Ai Weiwei is a leading contemporary artist from China. His works are largely influenced by Duchamp. Ai Weiwei inherited from the latter the art of provocation and shocking the audience. Duchamp’s influence is highly reflected in many Ai Weiwei’s works. Thus, Weiwei’s works have this deep conceptual meaning that Duchamp referred to when speaking of the concept being more important than the artwork itself. Ai Weiwei is rather Duchampian in his thoughts about art (Philipsen). Duchamp blamed other artists for being engaged more in development of their artistic skills than in conceptual depth. Like Duchamp, Chinese artist believes that the audience’s interpretation is the main element of an artwork. Ai Weiwei never interprets or explains his art. He provides the audience with the possibility to evaluate the work without bias.

Ai Weiwei’s Dropping of the Han Dynasty Urn put the artist ahead of his time.
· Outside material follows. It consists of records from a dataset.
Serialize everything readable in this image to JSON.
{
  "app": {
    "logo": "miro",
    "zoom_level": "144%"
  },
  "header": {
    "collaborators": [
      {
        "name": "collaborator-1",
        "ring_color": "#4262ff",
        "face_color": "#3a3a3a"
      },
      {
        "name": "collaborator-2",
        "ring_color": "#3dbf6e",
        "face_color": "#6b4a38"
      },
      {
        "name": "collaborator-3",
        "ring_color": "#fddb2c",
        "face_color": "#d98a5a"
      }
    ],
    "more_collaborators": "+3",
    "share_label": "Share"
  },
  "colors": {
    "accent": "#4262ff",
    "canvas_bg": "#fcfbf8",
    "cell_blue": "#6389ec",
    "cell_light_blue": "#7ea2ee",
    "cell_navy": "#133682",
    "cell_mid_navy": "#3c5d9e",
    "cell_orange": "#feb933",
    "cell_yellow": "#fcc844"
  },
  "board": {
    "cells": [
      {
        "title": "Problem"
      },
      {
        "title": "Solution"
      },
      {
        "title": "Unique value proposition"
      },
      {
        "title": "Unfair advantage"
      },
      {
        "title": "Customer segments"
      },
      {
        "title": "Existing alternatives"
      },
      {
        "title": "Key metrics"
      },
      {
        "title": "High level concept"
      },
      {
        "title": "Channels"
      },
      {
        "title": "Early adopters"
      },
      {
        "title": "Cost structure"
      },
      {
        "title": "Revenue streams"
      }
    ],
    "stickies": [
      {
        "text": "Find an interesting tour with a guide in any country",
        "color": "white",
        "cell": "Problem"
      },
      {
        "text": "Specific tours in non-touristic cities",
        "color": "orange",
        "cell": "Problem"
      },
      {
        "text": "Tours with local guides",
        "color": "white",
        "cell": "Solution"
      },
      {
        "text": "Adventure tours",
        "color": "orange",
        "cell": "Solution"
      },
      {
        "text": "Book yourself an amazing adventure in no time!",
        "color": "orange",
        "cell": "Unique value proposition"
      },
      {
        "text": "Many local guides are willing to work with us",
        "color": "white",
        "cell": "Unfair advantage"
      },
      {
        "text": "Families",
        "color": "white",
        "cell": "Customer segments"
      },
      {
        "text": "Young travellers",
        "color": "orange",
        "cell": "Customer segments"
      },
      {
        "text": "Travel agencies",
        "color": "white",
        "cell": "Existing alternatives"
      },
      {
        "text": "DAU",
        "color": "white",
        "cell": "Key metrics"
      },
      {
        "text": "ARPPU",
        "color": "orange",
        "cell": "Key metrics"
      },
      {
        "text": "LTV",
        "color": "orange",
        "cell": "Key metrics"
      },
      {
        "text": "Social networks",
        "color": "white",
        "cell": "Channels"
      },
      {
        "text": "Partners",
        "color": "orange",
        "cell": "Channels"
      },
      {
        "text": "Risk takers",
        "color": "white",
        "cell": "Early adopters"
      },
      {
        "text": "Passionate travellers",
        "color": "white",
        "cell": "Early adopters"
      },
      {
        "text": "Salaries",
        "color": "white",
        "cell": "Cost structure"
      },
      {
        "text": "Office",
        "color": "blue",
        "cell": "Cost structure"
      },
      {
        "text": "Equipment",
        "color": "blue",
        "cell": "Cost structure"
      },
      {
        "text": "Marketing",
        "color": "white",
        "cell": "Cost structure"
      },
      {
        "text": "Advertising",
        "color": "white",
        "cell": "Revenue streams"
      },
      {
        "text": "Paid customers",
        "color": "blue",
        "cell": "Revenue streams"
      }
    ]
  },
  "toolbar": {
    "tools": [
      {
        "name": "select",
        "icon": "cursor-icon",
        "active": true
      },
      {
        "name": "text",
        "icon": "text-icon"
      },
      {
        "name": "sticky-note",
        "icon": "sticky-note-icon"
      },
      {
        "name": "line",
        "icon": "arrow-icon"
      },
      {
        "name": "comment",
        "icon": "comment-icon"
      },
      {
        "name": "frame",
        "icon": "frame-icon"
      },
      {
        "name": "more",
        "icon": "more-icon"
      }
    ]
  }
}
The work represents a new form of art titled “documented form.” Moreover, the work speaks of a rapid shift from Duchamp’s ready-mades. Philipsen also states in his article on Weiwei’s creative work that there is also a cultural significance in the Weiwei’s work. By destroying the Han Dynasty Urn, he draws the audience’s attention to the destruction of Chinese heritage during Chinese cultural revolution. The movement continues to take place in contemporary China making its way towards development and modernization. While Duchamp raised the question of what is defined as art, the contemporary artists use his ideas and go even further.

Ai Weiwei’s Dropping of the Han Dynasty Urn shows similar ideas with Duchamp’s L.H.O.O.Q. As well as Mona Lisa, Dropping of the Han Dynasty Urn possesses high cultural significance in its context. Both artists aim at recontextualizing an artwork making different narration. Thus, by adding some moustache and goatee to Mona Lisa’s painting, Duchamp made a reference to Da Vinci’s homosexuality and tried to debunk deeply rooted icons. The same applies to the idea of Chinese cultural heritage destruction (Philipsen). Alike Duchamp, Weiwei aimed at breaking stereotypes and bios, which people surround different objects with.

Marcel Duchamp is a profound French artist. His biggest contribution lies within his ability to question and admonish the existing norms. Duchamp was the first one among those who raised controversy over the pieces of art and their form creating a basis for today’s artistic movements. As it is illustrated above, such successful modern artists as Andy Warhol, Peter Blake, and Ai Weiwei based their works on the Duchamp’s legacy with further supporting and advancing his ideas. Duchamp’s advancements such as ready-made, deskilling, and performance are among the most popular modern artistic forms.